Test it again by thawing and if doesn’t turn into a black color, that would entail that the freeze-drying process is complete. Your freeze-dried fruit is then ready to be stored in an airtight bag for storing.
2. Dry Ice
Dry ice (or cardice) is carbon dioxide in the solid phase. Freeze-drying food in this method is relatively faster than putting it directly into your freezer. The way to use dry ice is to prepare a large container, twice the size of the food you’re going to freeze-dry.
The food (in this context, fruit) that you should freeze-dry should never be in contact with dry ice, so you need to place it in a sealed plastic bag.
After you placed the food in the plastic bag then into the large container (the bottom base should already have one layer of dry ice), you can now cover the whole container with dry ice. Word of caution for this method is to always wear gloves.
Dry ice should never be melted prematurely, and that’s why you will need to store it in a freezer. Dry ice can make the moisture evaporate from the food because the environment is already at zero humidity.
As the dry ice will sublime and gas will escape, you should punch holes on your large container.
Regularly check your container every 24 hours. You will know the freeze-dried fruit is ready when all the dry ice had sublimed. After that, the freeze-dried fruit is ready for storing.
3. Vacuum Chamber
This process could take one week or more depending on the water content of your fruit.
To start with this, the prepared fruit that you want to freeze-dry should be frozen isolated.
You don’t want ice crystals to form, so don’t open the freezer door until several hours had passed.
Then, removing the fruit from the freezer, place it immediately inside the vacuum chamber.
The recommended temperature and pressure of the chamber should be at least 10⁰C and 120 Torr, respectively. Sublimation process will then occur and may drag on for one week. Test if the freeze-drying is complete and then it’s ready for storage.
4. Freeze-Drying Machine
This is the most expensive method but the duration in preparing the freeze-dried food takes lesser time than all of the methods mentioned above.
A typical freeze-drying machine consists of a freezing coil attached to a compressor, shelves attached to heating units, and a vacuum pump.
To use this machine, place the fruit inside the heated shelves and through the compressor, the temperature is lowered to a freezing temperature. The frozen fruit will then begin sublimation.
This is by the vacuum pump that lowers the atmospheric pressure inside by pumping it outside.

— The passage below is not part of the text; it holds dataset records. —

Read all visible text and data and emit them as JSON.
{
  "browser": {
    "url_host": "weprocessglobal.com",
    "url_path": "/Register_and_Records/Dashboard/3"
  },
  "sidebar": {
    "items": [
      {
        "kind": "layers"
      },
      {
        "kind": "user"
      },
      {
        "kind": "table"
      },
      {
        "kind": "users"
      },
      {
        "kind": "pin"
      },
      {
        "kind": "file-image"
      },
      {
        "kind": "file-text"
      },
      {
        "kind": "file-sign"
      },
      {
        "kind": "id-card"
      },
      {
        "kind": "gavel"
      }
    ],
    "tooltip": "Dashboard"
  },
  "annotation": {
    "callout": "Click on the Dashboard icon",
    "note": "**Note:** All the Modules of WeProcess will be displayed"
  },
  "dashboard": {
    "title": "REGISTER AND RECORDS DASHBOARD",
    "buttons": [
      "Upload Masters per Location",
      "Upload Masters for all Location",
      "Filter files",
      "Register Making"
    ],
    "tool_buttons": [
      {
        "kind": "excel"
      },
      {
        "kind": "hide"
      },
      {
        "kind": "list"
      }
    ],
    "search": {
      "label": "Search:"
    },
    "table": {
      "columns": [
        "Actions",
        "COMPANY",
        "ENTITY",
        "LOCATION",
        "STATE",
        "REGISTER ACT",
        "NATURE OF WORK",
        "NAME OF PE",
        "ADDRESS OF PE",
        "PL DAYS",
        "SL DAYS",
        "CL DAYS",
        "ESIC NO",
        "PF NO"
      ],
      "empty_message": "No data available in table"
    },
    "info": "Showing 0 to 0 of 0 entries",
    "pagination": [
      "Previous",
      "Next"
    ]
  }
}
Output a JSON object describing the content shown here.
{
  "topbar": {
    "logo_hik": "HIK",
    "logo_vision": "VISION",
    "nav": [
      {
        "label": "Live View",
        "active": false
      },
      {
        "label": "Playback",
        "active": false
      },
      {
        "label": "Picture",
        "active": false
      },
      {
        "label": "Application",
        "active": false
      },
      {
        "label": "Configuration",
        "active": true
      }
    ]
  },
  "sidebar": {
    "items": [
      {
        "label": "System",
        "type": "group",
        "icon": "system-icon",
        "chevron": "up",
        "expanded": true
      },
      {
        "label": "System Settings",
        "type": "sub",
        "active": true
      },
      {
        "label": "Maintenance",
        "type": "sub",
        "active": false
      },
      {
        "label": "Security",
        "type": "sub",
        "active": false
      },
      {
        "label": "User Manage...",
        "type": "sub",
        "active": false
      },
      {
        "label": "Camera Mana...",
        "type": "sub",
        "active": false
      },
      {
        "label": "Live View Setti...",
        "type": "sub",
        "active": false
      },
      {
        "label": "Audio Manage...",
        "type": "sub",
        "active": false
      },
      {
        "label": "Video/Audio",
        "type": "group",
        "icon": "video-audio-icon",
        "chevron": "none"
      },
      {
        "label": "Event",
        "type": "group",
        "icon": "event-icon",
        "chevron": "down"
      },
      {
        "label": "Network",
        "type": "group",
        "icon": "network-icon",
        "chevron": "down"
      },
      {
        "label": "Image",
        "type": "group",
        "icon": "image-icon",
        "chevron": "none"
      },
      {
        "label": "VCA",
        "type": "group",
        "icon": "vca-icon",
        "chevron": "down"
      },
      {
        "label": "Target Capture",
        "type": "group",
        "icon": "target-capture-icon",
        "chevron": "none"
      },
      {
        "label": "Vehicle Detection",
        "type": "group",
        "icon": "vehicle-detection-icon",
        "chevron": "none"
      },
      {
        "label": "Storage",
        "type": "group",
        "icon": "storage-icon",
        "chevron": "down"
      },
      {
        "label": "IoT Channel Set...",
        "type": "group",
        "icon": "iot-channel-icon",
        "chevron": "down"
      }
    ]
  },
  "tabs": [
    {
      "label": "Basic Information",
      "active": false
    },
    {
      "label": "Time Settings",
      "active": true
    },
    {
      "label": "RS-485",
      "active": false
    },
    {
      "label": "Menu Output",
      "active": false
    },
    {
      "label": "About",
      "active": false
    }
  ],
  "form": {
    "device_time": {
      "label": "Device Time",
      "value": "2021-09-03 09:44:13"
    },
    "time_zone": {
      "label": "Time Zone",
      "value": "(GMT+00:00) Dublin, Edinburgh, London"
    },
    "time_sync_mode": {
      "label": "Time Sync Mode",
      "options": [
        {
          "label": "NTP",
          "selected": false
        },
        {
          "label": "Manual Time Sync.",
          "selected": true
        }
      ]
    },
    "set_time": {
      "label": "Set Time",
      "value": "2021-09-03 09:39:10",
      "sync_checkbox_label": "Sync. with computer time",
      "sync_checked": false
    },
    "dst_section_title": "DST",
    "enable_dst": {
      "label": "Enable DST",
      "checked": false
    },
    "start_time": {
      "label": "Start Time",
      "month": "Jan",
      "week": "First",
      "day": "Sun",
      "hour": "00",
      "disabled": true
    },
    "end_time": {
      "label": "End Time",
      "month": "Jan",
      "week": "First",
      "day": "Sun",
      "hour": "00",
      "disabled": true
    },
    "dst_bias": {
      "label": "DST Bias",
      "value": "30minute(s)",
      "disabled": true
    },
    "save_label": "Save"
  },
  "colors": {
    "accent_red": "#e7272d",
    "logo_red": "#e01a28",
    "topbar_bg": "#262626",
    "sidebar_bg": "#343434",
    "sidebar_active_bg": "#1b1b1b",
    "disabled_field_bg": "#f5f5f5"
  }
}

The pressure becomes very low that the ice immediately shifts into a vapor form.
The food is undergoing a long process of sublimation that could take a few days at maximum.